Accidents do happen and they're not fun, that's for sure – so learn to stay cool and do the right thing after a crash.
1. First steps
Before doing anything else, make sure that no one is hurt. If they are, then ring the emergency services immediately. Try to keep calm – you may be stunned by the crash but take some deep breaths to get your head round what's just happened.
If the car's still moving after the collision and you feel you have the car under control, you should stop the car - when and where it's safe to do so - and exchange details with the other driver. It's also a legal requirement to stop if a vehicle or any other property has been damaged.
Your car may come to a stop in a location causing a hazard to other road users. In this case you should make sure you're safe and follow The Highway Code's advice on how you can help alert others of the accident.
2. The other driver
You may find that other drivers involved in the accident aren't being cooperative, perhaps trying to push the blame onto you, but don't be pressured into taking the blame. Wherever the fault might lie, you should never admit liability – that's something for your insurer or even the police to work out.
If the driver approaches you with money, and says that there's no need for the insurance people to get involved, you should refuse them.

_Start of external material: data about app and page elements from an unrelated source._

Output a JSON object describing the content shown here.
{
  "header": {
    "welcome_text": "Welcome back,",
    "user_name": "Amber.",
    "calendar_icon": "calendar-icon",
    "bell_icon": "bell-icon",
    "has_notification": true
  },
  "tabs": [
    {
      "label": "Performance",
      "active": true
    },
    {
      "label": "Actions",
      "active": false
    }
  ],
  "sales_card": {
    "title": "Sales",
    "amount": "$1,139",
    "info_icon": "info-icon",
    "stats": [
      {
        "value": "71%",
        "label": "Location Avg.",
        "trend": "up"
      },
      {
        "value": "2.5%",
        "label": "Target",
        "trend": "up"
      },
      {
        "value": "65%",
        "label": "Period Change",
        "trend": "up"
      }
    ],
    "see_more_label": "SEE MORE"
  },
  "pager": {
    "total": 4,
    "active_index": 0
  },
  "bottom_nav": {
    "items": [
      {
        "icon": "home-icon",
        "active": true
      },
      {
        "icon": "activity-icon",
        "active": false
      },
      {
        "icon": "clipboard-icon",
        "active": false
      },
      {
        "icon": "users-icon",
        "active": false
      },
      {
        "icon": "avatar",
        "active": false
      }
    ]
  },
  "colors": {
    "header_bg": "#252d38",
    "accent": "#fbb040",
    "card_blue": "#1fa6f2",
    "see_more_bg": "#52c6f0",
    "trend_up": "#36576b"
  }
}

It's also worth noting if there was anything untoward about the crash. Had the other driver been holding a mobile just before the accident? Can you smell alcohol on their breath? Be discreet, don't confront them, but do tell the police when they arrive.
3. Exchanging details
Fussing about with exchanging details may be the last thing on your mind when your beloved motor has just been trashed, but it's the law and can help protect you further down the line. It makes sense to exchange as many details as possible.
You must exchange your car registration number, name and address, and details of the registered keeper if different from the driver. We also recommend you exchange phone numbers.
You should also take down the other driver's registration number in case they've given you a phoney name – the police can trace the owner with that information.
If you've caused an accident without anyone else being involved, such as hitting a wall, fence or parked car, you should report the incident to the police as soon as it's safe to do so.
4. Gathering evidence
The police are the experts, but what if it's a minor crash and they're not needed? Time to play detective. While making sure you're safe, make a detailed sketch of the scene and take photos using your phone. Note the exact location of vehicles and damage, road layout, street names, and the colour, make and number plates of cars involved in the accident.
If there are witnesses, get their details too – at the time things may look straightforward but you could get a surprise if you don't get backup. What about the driver who reverses out of a space without looking and you hit them? They're to blame, you think, until they tell their insurer they were stationary and you drove into the back of them…